U.S. Military Academy graduates toss their hats during commencement ceremonies at West Point, NY, May 23, 2009. Of the 970 cadets, 144 are women, 63 African Americans, 62 Asian/Pacific Islanders, 74 Hispanics and 15 Native Americans. The majority of the class, which also includes 17 foreign students, were commissioned second lieutenants.
So, this is the best the Army can do? The most noteworthy attribute of this cohort of great young Americans who volunteered to compete to undergo a physically, mentally, and emotionally grueling four years in order to better lead our soldiers in a global war on terror*, which currently has two hot theaters of operation is: look, we're diverse!
The Army does these young leaders, and its troopers everywhere, a disservice by hawking the diversity of this graduating class, instead of recognizing the talent, motivation, and tenacity they have all demonstrated to get where they are.
*yeah, I know, I'm not supposed to say that anymore. When I get the new, approved brand name for this goat-fuck, I'll go back and amend the post.
Saturday, August 8, 2009
And back home, as the health care debate heats up, we've got a report that:
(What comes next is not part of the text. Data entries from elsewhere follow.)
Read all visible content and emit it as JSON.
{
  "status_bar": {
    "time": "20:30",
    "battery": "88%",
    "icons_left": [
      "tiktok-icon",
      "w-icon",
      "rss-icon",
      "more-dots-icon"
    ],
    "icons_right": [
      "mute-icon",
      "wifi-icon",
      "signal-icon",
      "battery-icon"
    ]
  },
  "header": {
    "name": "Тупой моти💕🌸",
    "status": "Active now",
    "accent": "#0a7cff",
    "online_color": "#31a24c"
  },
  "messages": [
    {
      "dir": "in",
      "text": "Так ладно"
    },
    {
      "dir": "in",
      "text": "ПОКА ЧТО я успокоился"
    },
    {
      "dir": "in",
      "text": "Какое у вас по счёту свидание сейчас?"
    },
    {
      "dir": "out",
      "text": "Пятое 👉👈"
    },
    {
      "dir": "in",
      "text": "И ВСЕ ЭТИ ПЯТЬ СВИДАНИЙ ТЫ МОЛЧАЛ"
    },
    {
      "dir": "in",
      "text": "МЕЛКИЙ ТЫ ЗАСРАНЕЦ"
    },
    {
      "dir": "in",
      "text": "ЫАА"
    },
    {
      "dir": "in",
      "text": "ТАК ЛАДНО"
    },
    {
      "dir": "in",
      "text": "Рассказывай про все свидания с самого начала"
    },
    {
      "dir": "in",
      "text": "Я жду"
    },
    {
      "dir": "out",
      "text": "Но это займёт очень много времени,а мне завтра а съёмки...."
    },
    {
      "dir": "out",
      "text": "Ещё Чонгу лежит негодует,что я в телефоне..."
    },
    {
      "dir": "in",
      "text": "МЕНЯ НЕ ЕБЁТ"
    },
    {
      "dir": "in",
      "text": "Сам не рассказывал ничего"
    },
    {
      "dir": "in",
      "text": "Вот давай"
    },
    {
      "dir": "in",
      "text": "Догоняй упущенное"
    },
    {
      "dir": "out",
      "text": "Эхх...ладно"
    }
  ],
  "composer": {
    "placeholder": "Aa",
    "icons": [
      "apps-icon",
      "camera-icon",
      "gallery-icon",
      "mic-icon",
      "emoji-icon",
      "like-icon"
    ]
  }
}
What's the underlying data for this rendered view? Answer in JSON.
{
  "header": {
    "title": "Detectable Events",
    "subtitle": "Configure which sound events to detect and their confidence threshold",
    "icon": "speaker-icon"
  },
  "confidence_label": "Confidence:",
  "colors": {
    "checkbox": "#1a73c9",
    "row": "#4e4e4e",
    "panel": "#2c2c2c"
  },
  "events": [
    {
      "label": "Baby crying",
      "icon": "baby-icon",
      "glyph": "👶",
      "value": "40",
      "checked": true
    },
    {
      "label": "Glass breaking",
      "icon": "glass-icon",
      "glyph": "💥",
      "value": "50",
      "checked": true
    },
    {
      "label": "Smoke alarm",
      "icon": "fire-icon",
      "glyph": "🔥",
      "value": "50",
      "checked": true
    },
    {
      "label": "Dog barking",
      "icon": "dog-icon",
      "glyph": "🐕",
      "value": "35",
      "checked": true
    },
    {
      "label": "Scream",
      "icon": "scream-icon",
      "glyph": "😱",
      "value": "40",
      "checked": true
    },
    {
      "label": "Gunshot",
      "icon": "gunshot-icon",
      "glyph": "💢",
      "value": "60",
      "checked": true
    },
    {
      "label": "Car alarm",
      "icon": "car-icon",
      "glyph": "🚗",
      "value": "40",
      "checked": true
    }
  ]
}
A spokesman for North Carolina Rep. Brad Miller has told reporters that his boss won’t be holding town hall meetings this month after receiving a death threat.
Way to go, sir. Way to pay back your constituents and countrymen over here facing real danger to give you the right to cower in the corner. Schmuck.
(I took the guy's party affiliation out of the quote; gutless is gutless, I don't care what side of the aisle he's on)
"Alone and Unafraid" is the unofficial motto of the Transition Teams. The first part has never been more true since the retrograde of combat forces out of Iraqi cities. The second part is due, in large part, to the odds of looking up and seeing one's air support, as pictured here (you can click on the pic to enlarge). I make it a general practice to always give aviators a hard time--a habit that has stood me in good stead thus far. But, I gotta say, our ubiquitous, flexible, and always-accommodating aviation brethren not only let me sleep soundly at night (or day, whatever), but let me do so with a minimum of thumb-sucking and bed-wetting.
Friday, August 7, 2009
Wednesday, August 5, 2009
One mentionable from today: we hung out for a while near the, ah, domicile of a propane vendor. Because the power grid is notoriously unreliable, most Iraqis cook with propane. Vendors drive their motorized mules around town hawking their wares. Propane tanks also make great IED canisters. So you can imagine our joy (and the little spritz of adrenaline) every time one of these babies turns the corner and starts ambling toward you. Good stuff.
The vendor and his family pretty much just own the mule, the propane tanks they sell, and the clothes on their backs. That's it. Here you can see the wire mesh pallet on which the family sleeps. Note the outdoor cradle for junior (as always, you can click to enlarge the picture).